The pH of the supernatant liquid should be between 5.0 and 7.5.

4.6.      Water-soluble substances

Mix around 6 g of sample, dried beforehand, with 90 mL water that has recently been boiled then cooled. Leave to rest for 10 min. Filter using a membrane with porosity of 3 µm, throw away the first 10 mL of filtrate and pass the filtrate through the same filter a second time if necessary to obtain a clear filtrate. Evaporate a 15-mL portion of filtrate to dryness in a tared evaporating dish over a water bath, and dry to 105 °C for 1 h. Weigh the dish containing the dry residue. Less than 15 mg of residue should be obtained.

4.7.      Detection of starch

Add 90 mL demineralised water (R) to 10 g powdered cellulose and boil for 5 min. Filter while hot with a 25- μm membrane filter. Cool and add 0.1 mL 0.05 M iodine solution to the filtrate. No blue colouration should appear. With very fine grains, a light blue colour may be observed after the addition of the iodine solution but will disappear after 30 minutes.

4.8.      Loss on drying

Place 1 g powdered cellulose in a tared dish in an oven at 100-105 °C for 3 hours.

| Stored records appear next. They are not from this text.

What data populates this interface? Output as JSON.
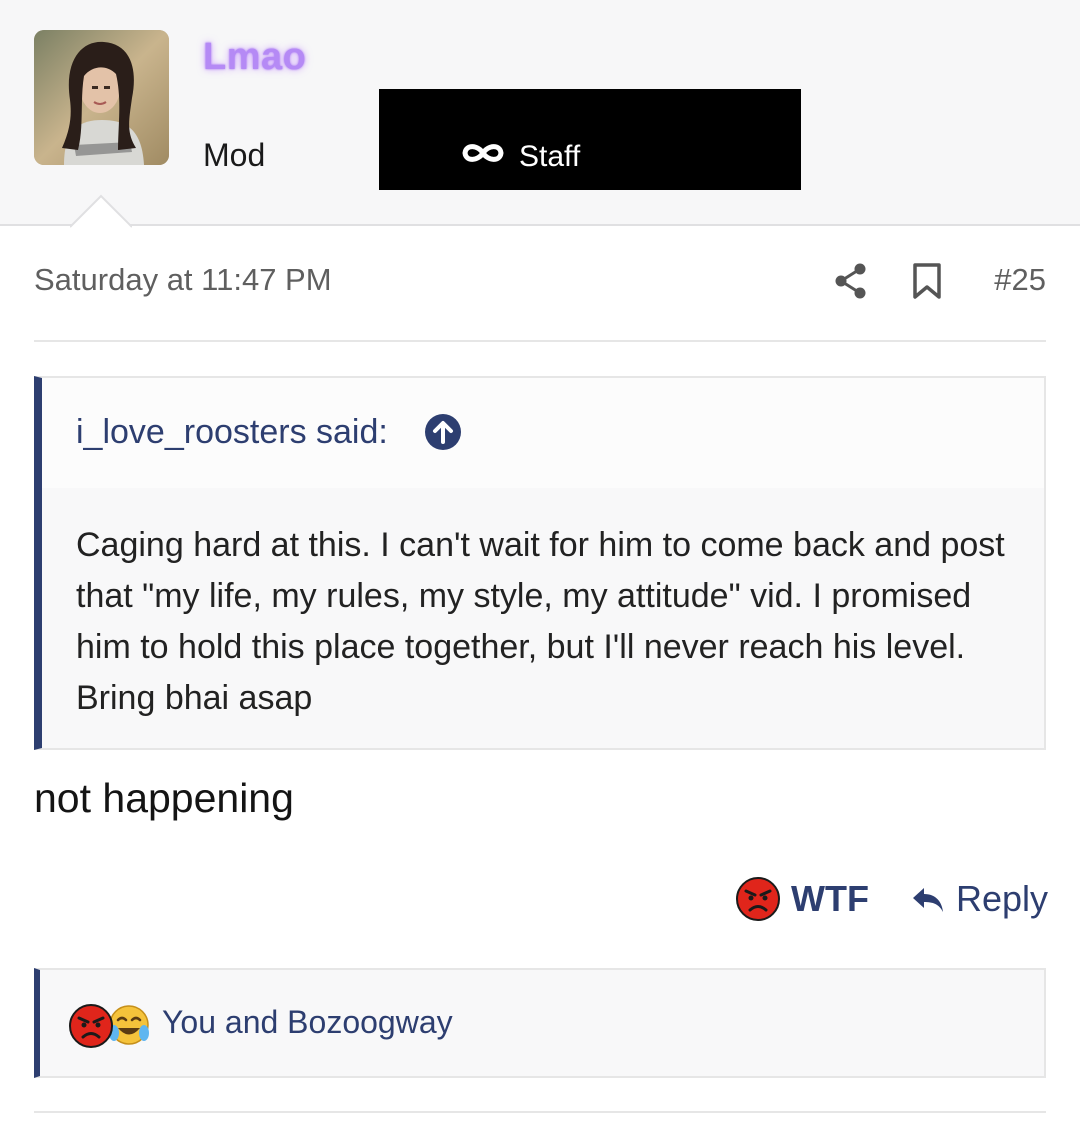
{
  "author": {
    "username": "Lmao",
    "role": "Mod",
    "badge_label": "Staff",
    "badge_icon": "infinity-icon",
    "username_color": "#b58af5"
  },
  "post": {
    "timestamp": "Saturday at 11:47 PM",
    "number": "#25",
    "icons": [
      "share-icon",
      "bookmark-icon"
    ],
    "quote": {
      "author": "i_love_roosters said:",
      "text": "Caging hard at this. I can't wait for him to come back and post that \"my life, my rules, my style, my attitude\" vid. I promised him to hold this place together, but I'll never reach his level. Bring bhai asap"
    },
    "body": "not happening"
  },
  "actions": {
    "reaction_label": "WTF",
    "reaction_icon": "angry-face-icon",
    "reply_label": "Reply",
    "reply_icon": "reply-arrow-icon"
  },
  "reactions_summary": {
    "icons": [
      "angry-face-icon",
      "crying-laughing-face-icon"
    ],
    "text": "You and Bozoogway"
  },
  "colors": {
    "accent": "#2d3e70",
    "muted_text": "#5f5f5f",
    "angry_red": "#e0251b"
  }
}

The loss on drying should not exceed 7.0%.

4.9.      Ashes

Incinerate the residue obtained in point 4.8 at 800 25 °C for 4 hours.
The weight of the ashes should not be greater than 0.3%.

All of the limits set below relate to dry products.

5.      Preparation of the test solution

After weighing, dissolve the ashes in 2 mL concentrated hydrochloric acid (R) and 10 mL water (R). Heat to activate dissolution and make up to 50 mL with water.

5.1.      Iron

Determine the iron content of the solution prepared for testing purposes (5) by atomic absorption spectrophotometry according to the method described in Chapter II.
The iron content should be less than or equal to 10 mg/kg.

5.2.      Lead

Determine the lead content of the solution prepared for testing purposes (5) according to the method described in Chapter II.
The lead content should be less than 2 mg/kg.

5.3.      Mercury

Determine the mercury content of the solution prepared for testing purposes (5) according to the method described in Chapter II.
The mercury content should be less than 1 mg/kg.

5.4.      Cadmium

Determine the cadmium content of the solution prepared for testing purposes (5) according to the method described in Chapter II.
The cadmium content should be less than 1 mg/kg.

5.5.      Arsenic

Determine the arsenic content of the solution prepared for testing purposes (5) according to the method described in Chapter II.
The arsenic content should be less than 1 mg/kg.

6.      Storage

Powdered cellulose should be stored in a well-ventilated place in airtight packaging, away from any volatile substances that it could adsorb.